[Dataset rows describing interfaces]
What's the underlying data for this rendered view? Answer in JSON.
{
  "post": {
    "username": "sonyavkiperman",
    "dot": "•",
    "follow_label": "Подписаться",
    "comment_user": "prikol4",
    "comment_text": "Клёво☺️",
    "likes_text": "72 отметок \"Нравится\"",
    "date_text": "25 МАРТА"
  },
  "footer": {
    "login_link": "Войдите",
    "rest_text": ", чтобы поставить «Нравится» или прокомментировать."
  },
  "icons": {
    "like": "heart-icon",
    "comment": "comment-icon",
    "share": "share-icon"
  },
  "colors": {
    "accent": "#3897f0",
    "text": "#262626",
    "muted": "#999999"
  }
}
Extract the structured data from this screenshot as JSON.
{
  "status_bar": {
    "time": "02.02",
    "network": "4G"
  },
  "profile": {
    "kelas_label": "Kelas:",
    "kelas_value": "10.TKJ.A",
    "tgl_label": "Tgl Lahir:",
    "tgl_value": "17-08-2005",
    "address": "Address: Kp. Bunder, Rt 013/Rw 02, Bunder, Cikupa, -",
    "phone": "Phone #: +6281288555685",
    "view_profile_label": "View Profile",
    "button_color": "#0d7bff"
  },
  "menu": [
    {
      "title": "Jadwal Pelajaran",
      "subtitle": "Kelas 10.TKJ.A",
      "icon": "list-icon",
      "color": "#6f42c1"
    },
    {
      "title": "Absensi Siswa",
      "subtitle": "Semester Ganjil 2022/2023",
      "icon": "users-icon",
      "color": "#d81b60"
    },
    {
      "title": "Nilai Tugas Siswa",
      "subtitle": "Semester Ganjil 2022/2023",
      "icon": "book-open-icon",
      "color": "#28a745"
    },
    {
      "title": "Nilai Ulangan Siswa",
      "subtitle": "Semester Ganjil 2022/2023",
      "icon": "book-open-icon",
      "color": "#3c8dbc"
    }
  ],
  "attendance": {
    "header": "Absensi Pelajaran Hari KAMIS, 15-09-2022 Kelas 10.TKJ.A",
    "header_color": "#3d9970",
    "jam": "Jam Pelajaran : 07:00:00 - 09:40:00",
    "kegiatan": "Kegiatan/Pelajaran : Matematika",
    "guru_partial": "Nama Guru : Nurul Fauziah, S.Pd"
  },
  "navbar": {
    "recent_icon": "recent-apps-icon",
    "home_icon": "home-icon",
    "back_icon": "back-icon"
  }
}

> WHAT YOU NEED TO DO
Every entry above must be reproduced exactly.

> PROBLEM SOLUTION
What's the underlying data for this rendered view? Answer in JSON.
{
  "post": {
    "username": "sonyavkiperman",
    "dot": "•",
    "follow_label": "Подписаться",
    "comment_user": "prikol4",
    "comment_text": "Клёво☺️",
    "likes_text": "72 отметок \"Нравится\"",
    "date_text": "25 МАРТА"
  },
  "footer": {
    "login_link": "Войдите",
    "rest_text": ", чтобы поставить «Нравится» или прокомментировать."
  },
  "icons": {
    "like": "heart-icon",
    "comment": "comment-icon",
    "share": "share-icon"
  },
  "colors": {
    "accent": "#3897f0",
    "text": "#262626",
    "muted": "#999999"
  }
}
Extract the structured data from this screenshot as JSON.
{
  "status_bar": {
    "time": "02.02",
    "network": "4G"
  },
  "profile": {
    "kelas_label": "Kelas:",
    "kelas_value": "10.TKJ.A",
    "tgl_label": "Tgl Lahir:",
    "tgl_value": "17-08-2005",
    "address": "Address: Kp. Bunder, Rt 013/Rw 02, Bunder, Cikupa, -",
    "phone": "Phone #: +6281288555685",
    "view_profile_label": "View Profile",
    "button_color": "#0d7bff"
  },
  "menu": [
    {
      "title": "Jadwal Pelajaran",
      "subtitle": "Kelas 10.TKJ.A",
      "icon": "list-icon",
      "color": "#6f42c1"
    },
    {
      "title": "Absensi Siswa",
      "subtitle": "Semester Ganjil 2022/2023",
      "icon": "users-icon",
      "color": "#d81b60"
    },
    {
      "title": "Nilai Tugas Siswa",
      "subtitle": "Semester Ganjil 2022/2023",
      "icon": "book-open-icon",
      "color": "#28a745"
    },
    {
      "title": "Nilai Ulangan Siswa",
      "subtitle": "Semester Ganjil 2022/2023",
      "icon": "book-open-icon",
      "color": "#3c8dbc"
    }
  ],
  "attendance": {
    "header": "Absensi Pelajaran Hari KAMIS, 15-09-2022 Kelas 10.TKJ.A",
    "header_color": "#3d9970",
    "jam": "Jam Pelajaran : 07:00:00 - 09:40:00",
    "kegiatan": "Kegiatan/Pelajaran : Matematika",
    "guru_partial": "Nama Guru : Nurul Fauziah, S.Pd"
  },
  "navbar": {
    "recent_icon": "recent-apps-icon",
    "home_icon": "home-icon",
    "back_icon": "back-icon"
  }
}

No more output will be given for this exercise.